|And no, this isn't a kilt. Kilts don't have pleats at the front.|
Galliano is dead, long live Galliano. John himself is off being rehabilitated from his drunk/racist ranting ways, and the new boss seems to be taking pains to distance himself from Galliano cliche -- a canny decision on his part, for both marketing and stylistic reasons. The label's previous reliance on creating clothes that look exactly like Galliano's own wardrobe (and frequently styling their models to look like the man himself) isn't going to cut it now he's been shunned by the fashion world, so a new direction was needed. The campy nature of many of the looks in this collection stayed true to the Galliano ethos (Fashion ethos, that is. Not, you know, the other one.) without the need to trot out thirty Galliano clones.
here on Hello, Tailor). The metal-plated shoes were reminiscent of armour, but aside from that the '30s looks ran strong -- gangster suits, wide-legged trousers, and military looks such as the jodhpur outfit pictured above.
Shirt-dresses, skinny trousers and slim-cut jackets -- top half Jeremy Irons or Daniel Day-Lewis, bottom half obnoxiously trendy music-video director.
It's hardly groundbreaking suit design, but I had to post some of this collection since the photoshoot was so oppressively Edward Cullenesque.
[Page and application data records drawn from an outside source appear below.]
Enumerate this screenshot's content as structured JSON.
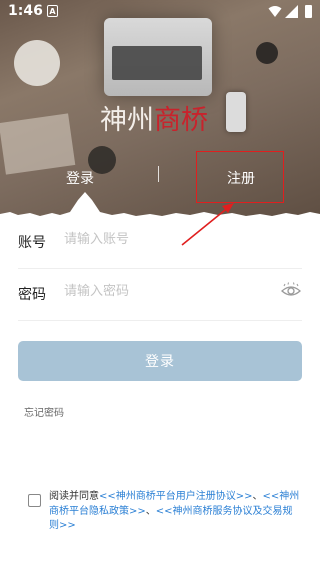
{
  "status_bar": {
    "time": "1:46",
    "notification_icon": "A"
  },
  "brand": {
    "logo_part1": "神州",
    "logo_part2": "商桥",
    "logo_accent_color": "#c8232c"
  },
  "tabs": {
    "login": "登录",
    "register": "注册"
  },
  "form": {
    "account_label": "账号",
    "account_placeholder": "请输入账号",
    "password_label": "密码",
    "password_placeholder": "请输入密码",
    "login_button": "登录",
    "forgot_password": "忘记密码"
  },
  "agreement": {
    "prefix": "阅读并同意",
    "link1": "<<神州商桥平台用户注册协议>>",
    "sep1": "、",
    "link2": "<<神州商桥平台隐私政策>>",
    "sep2": "、",
    "link3": "<<神州商桥服务协议及交易规则>>"
  },
  "colors": {
    "button_bg": "#a8c3d6",
    "link": "#2a7fd4",
    "annotation": "#e01f1f"
  }
}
Lots of pale, beautiful men wearing exquisite yet rather melodramatic dark suits, posing against what looks like the backdrop of a high school drama department.
Supposedly this collection was meant to look like the New York Dolls (plus Robert Smith/Joan Jett hair) but I felt it was far more Japanese thanks to faux-Victoriana streetstyle outfits such as the one below, and the overall look of urban subculture androgyny.
Walter van Beirendonck is a magical being. I can only hope that somewhere in the world there's such a thing as a combination ice cream parlour/rubber fetish club, since that's the only place his designs are ever going to look at home. To give you some van Beirendonck precedent, here's a picture of one of last year's creations:
|pics from Style.com|